Continuous positive airway pressure alters brain microstructure and perfusion patterns in patients with obstructive sleep apnea

Sleep Med. 2019 May;57:61-69. doi: 10.1016/j.sleep.2018.12.027. Epub 2019 Jan 31.


Objectives: To assess the effects of continuous positive airway pressure (CPAP) treatment on brain structure and function in patients with obstructive sleep apnea (OSA).

Methods: A prospective study of seven OSA patients recruited from the sleep center at our institution was carried out. Patients were treated with six weeks of CPAP treatment. Pre-treatment and post-treatment magnetic resonance imaging (MRI) perfusion scans were obtained and compared to assess for treatment-induced changes.
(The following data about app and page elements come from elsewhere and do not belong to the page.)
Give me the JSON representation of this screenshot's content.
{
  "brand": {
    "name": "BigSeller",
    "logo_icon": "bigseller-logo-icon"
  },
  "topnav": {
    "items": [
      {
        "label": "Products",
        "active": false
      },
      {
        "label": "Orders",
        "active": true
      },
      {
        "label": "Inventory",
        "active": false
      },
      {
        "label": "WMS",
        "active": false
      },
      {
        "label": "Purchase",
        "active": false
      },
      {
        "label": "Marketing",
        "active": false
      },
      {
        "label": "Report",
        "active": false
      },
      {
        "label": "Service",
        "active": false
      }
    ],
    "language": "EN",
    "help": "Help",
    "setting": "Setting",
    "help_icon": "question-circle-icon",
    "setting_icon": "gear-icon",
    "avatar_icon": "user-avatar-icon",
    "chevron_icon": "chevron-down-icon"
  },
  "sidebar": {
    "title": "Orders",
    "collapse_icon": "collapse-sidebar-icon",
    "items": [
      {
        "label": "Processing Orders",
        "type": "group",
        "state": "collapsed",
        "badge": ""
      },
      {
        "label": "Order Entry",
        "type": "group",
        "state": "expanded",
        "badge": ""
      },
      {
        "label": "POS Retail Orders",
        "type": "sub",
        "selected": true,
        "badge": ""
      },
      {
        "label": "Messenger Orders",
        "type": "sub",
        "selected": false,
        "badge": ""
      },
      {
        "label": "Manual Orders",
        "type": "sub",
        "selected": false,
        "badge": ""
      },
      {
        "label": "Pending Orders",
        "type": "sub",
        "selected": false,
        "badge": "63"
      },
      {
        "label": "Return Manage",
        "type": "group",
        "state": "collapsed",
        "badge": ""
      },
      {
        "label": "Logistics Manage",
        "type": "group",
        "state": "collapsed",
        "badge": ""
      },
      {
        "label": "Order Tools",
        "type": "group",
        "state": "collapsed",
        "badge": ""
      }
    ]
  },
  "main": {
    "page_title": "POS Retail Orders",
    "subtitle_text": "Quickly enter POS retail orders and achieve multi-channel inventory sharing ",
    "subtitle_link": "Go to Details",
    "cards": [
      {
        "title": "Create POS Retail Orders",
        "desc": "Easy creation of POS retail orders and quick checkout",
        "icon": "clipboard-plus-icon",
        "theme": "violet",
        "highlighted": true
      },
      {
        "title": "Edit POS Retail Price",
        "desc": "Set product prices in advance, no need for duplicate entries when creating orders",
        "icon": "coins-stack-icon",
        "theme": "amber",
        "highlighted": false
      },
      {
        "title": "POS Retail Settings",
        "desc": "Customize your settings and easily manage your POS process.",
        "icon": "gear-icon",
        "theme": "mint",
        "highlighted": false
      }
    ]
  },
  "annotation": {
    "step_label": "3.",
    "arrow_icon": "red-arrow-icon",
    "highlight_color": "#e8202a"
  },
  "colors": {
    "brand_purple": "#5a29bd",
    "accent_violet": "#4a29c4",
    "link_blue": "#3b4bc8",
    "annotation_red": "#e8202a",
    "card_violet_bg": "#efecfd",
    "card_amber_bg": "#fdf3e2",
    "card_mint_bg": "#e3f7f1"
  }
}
Microstructural changes were quantified using functional anistrophy (FA) and mean diffusivity (MD), and brain perfusion was quantified using cerebral blood flow (CBF) and cerebral blood volume (CBV).

Results: Of the seven patients included the in study, six (85.7%) were male, and the mean age was 51 years (standard deviation = 13.14). Increased FA and decreased MD were found in the hippocampus, temporal lobes, fusiform gyrus, and occipital lobes. Decreased FA and increased MD were found in frontal regions for all patients (p < 0.05). Increased CBF and CBV were also observed following treatment (p < 0.05).
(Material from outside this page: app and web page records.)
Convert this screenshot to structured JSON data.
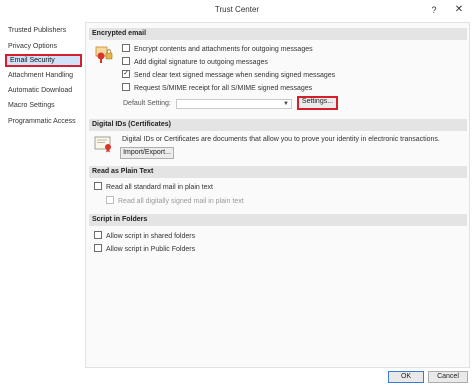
{
  "window": {
    "title": "Trust Center",
    "help_label": "?",
    "close_label": "✕"
  },
  "sidebar": {
    "items": [
      {
        "label": "Trusted Publishers"
      },
      {
        "label": "Privacy Options"
      },
      {
        "label": "Email Security",
        "selected": true
      },
      {
        "label": "Attachment Handling"
      },
      {
        "label": "Automatic Download"
      },
      {
        "label": "Macro Settings"
      },
      {
        "label": "Programmatic Access"
      }
    ]
  },
  "encrypted_email": {
    "header": "Encrypted email",
    "options": [
      {
        "label": "Encrypt contents and attachments for outgoing messages",
        "checked": false
      },
      {
        "label": "Add digital signature to outgoing messages",
        "checked": false
      },
      {
        "label": "Send clear text signed message when sending signed messages",
        "checked": true
      },
      {
        "label": "Request S/MIME receipt for all S/MIME signed messages",
        "checked": false
      }
    ],
    "default_setting_label": "Default Setting:",
    "default_setting_value": "",
    "settings_button": "Settings..."
  },
  "digital_ids": {
    "header": "Digital IDs (Certificates)",
    "description": "Digital IDs or Certificates are documents that allow you to prove your identity in electronic transactions.",
    "import_export_button": "Import/Export..."
  },
  "read_plain": {
    "header": "Read as Plain Text",
    "options": [
      {
        "label": "Read all standard mail in plain text",
        "checked": false,
        "disabled": false
      },
      {
        "label": "Read all digitally signed mail in plain text",
        "checked": false,
        "disabled": true
      }
    ]
  },
  "script_folders": {
    "header": "Script in Folders",
    "options": [
      {
        "label": "Allow script in shared folders",
        "checked": false
      },
      {
        "label": "Allow script in Public Folders",
        "checked": false
      }
    ]
  },
  "footer": {
    "ok_label": "OK",
    "cancel_label": "Cancel"
  },
  "colors": {
    "highlight_border": "#d61f2c",
    "selection_bg": "#cfe2f7",
    "section_header_bg": "#e4e4e4"
  }
}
Conclusion: In addition to symptom resolution, CPAP treatment may allow for healing of OSA-induced brain damage as seen by restoration of brain structure and perfusion.

Keywords: Cerebral blood flow; Continuous positive airway pressure; Diffusion tensor imaging; MRI perfusion; Obstructive sleep apnea.
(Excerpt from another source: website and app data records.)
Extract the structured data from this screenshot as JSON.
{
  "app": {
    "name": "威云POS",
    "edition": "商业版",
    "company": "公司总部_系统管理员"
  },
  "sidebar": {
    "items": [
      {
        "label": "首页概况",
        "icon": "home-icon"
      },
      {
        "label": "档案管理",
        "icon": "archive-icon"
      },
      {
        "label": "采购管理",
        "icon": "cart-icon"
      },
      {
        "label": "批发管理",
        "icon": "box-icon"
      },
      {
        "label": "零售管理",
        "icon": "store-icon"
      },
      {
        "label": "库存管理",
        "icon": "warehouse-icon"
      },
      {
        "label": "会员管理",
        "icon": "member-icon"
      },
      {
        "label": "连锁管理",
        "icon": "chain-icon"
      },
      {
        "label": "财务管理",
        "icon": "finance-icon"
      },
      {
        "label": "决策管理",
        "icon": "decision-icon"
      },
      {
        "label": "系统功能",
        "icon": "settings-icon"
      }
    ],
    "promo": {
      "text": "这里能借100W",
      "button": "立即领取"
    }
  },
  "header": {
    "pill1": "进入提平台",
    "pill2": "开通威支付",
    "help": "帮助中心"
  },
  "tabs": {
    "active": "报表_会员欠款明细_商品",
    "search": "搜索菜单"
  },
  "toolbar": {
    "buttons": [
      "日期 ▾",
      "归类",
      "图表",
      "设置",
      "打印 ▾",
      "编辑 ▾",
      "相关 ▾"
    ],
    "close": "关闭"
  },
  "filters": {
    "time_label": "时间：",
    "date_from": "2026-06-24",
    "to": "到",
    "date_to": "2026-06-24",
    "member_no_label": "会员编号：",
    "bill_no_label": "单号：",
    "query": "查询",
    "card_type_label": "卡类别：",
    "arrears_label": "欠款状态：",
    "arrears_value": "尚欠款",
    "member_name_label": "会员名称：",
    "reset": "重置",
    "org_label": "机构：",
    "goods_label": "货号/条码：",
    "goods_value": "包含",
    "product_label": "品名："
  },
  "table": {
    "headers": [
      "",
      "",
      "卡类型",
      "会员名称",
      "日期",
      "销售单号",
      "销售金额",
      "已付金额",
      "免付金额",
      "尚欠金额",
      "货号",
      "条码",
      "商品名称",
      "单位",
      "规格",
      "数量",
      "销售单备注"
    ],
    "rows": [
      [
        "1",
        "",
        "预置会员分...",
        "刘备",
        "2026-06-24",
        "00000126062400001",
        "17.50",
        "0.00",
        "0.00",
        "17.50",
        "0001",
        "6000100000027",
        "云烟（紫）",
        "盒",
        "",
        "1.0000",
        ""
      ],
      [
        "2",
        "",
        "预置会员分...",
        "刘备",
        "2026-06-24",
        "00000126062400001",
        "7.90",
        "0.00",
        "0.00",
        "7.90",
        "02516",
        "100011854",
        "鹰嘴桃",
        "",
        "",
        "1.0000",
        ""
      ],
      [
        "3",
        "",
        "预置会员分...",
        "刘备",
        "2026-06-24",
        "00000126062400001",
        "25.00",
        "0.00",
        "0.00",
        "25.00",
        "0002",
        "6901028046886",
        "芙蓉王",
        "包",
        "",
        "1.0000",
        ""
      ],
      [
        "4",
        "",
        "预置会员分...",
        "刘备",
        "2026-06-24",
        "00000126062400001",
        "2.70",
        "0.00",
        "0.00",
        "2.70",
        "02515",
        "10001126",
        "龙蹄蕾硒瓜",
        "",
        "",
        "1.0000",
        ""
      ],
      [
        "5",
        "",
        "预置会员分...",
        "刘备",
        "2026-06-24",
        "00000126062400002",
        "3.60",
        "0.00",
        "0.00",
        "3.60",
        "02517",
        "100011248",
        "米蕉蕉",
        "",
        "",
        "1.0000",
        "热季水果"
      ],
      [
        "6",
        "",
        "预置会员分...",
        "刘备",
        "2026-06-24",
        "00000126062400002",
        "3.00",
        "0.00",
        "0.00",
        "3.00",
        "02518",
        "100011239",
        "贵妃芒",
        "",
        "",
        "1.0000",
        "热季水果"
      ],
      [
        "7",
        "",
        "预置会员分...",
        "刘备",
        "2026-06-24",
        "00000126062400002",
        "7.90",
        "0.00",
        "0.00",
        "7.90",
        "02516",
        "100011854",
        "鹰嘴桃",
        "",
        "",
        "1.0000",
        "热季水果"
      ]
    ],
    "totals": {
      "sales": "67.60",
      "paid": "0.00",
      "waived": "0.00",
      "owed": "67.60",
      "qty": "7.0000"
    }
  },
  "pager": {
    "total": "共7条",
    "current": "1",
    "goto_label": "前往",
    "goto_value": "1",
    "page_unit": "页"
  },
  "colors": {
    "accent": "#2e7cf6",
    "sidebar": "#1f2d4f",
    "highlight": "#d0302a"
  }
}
Publication types

  • Research Support, Non-U.S. Gov't

MeSH terms

  • Brain / physiopathology*
  • Cerebrovascular Circulation / physiology*
  • Continuous Positive Airway Pressure*
  • Female
  • Humans
  • Magnetic Resonance Angiography*
  • Male
  • Middle Aged
  • Prospective Studies
  • Sleep Apnea, Obstructive / physiopathology*